Cause Essay: This essay explains the different causes and either presents your view or asks the reader to decide at the end. The introduction describes the effects and ends with the question: "What has caused...?" The body paragraphs describe one or more possible causes and the evidence for this. Generally, you will argue strongly for the most important cause in this type of essay. You may argue against some of the other reasonings. The conclusion either restates the cause you think is most important and argues for why the reader should believe it, or it asks the reader to decide.
Speculating About Causes Essay: This essay presents all of the views on the issue. The introduction starts with the effects and asks "What has caused...?" The body then describes three or more different causes with the reasons why some people may believe them. The conclusion either asks the reader to decide or presents your own belief.
Cause Argument Essay: This essay argues for your own idea. The introduction presents effects and ends with the question "What has caused...?" The second paragraph presents the causes that other people argue for (e.g., "some people believe..." or "other people say the cause is..."). The body then presents your belief of the cause and argues why it is the best explanation. The body also refutes the other ideas. Conclude with why the reader should adopt your point of view.
Effect Essay: This essay focuses on the results of a certain cause. The introduction talks about one important event (such as the bombing of the World Trade Center or the introduction of chocolate to the Europeans). Then it asks the question: What are the effects of....? The body of the essay describes the different effects and gives evidence to support them. The conclusion can speculate on effects in the future, or give your personal opinion of the most important effect.
To write a cause and effect essay, you’ll need to determine a scenario in which one action or event caused certain effects to occur. Then, explain what took place and why! This essay allows us to identify patterns and explain why things turned out the way that they did.
How do I choose a topic and get started? Try choosing a major event, either in your own life or an event of historical significance. For example, The Great Depression.
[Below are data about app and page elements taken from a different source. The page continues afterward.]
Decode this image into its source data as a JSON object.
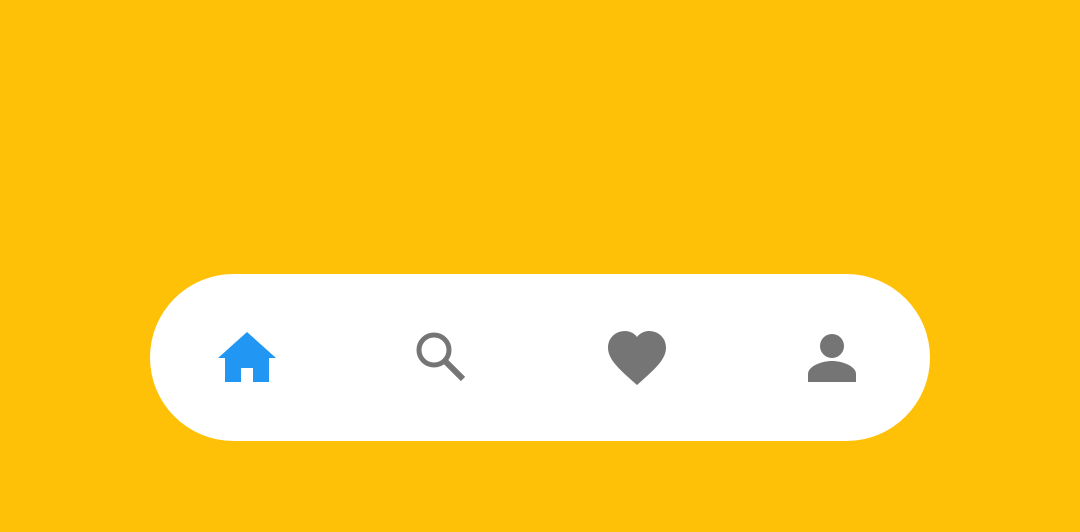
{
  "colors": {
    "background": "#FFC107",
    "nav_bar": "#FFFFFF",
    "active_icon": "#2196F3",
    "inactive_icon": "#757575"
  },
  "bottom_nav": {
    "selected": "home",
    "items": [
      {
        "id": "home",
        "icon": "home-icon",
        "active": true
      },
      {
        "id": "search",
        "icon": "search-icon",
        "active": false
      },
      {
        "id": "favorites",
        "icon": "heart-icon",
        "active": false
      },
      {
        "id": "profile",
        "icon": "person-icon",
        "active": false
      }
    ]
  }
}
Cause of The Great Depression: stock market crash
How would we elaborate? We'd discuss the behaviors, carelessness, errors, and even cultural attitudes that led to the crash—explaining why it was devastating.
Effects of the Great Depression: joblessness & poverty
What should we say about the effects?
- Businesses went under—explain HOW the crash caused this
- Describe poverty in detail—explain how this could’ve been handled more efficiently or even avoided
Narrowing a Large Topic
In a short essay, it might be difficult to tackle the cause and all of the many effects of a big event like the Great Depression. To narrow a cause and effect topic down to a manageable size, ask yourself…
- What's the main (most important) cause? Most people attribute it to the stock market crash, so that's a good place to start.
- Can I break the different types of effects down into categories? Yes! I'll break my ideas down into categories like: economic, social, employment, practical, and morale effects. (example below)
- Which category interests me the most? "Practical effects" is the most interesting. I'll narrow the topic of my paper down so that my essay will now be about how the stock market crash affected the practical ways that people lived their lives during the Great Depression.
Can that category be broken down even further to make the topic more manageable? I'm actually interested in the ways that the Great Depression affected the farming industry. I want to talk about the new skills and methods that farmers were forced to learn and implement, as a result of their difficult situation.
Narrowing a Large Topic - Example
Can I break the different types of effects down into categories? Yes! I'll break my ideas down into categories like: economic, social, employment, practical, and morale effects.
money loses value
public resourcefulness increases
companies lose value
employers pay lower wages
farming techniques change
men emasculated by job loss
banks lose the public's trust
orphanages fill up
forced to work longer hours
public wastes less, finds creative ways to save
Student Sample: The Desired Look: Nothing But Bones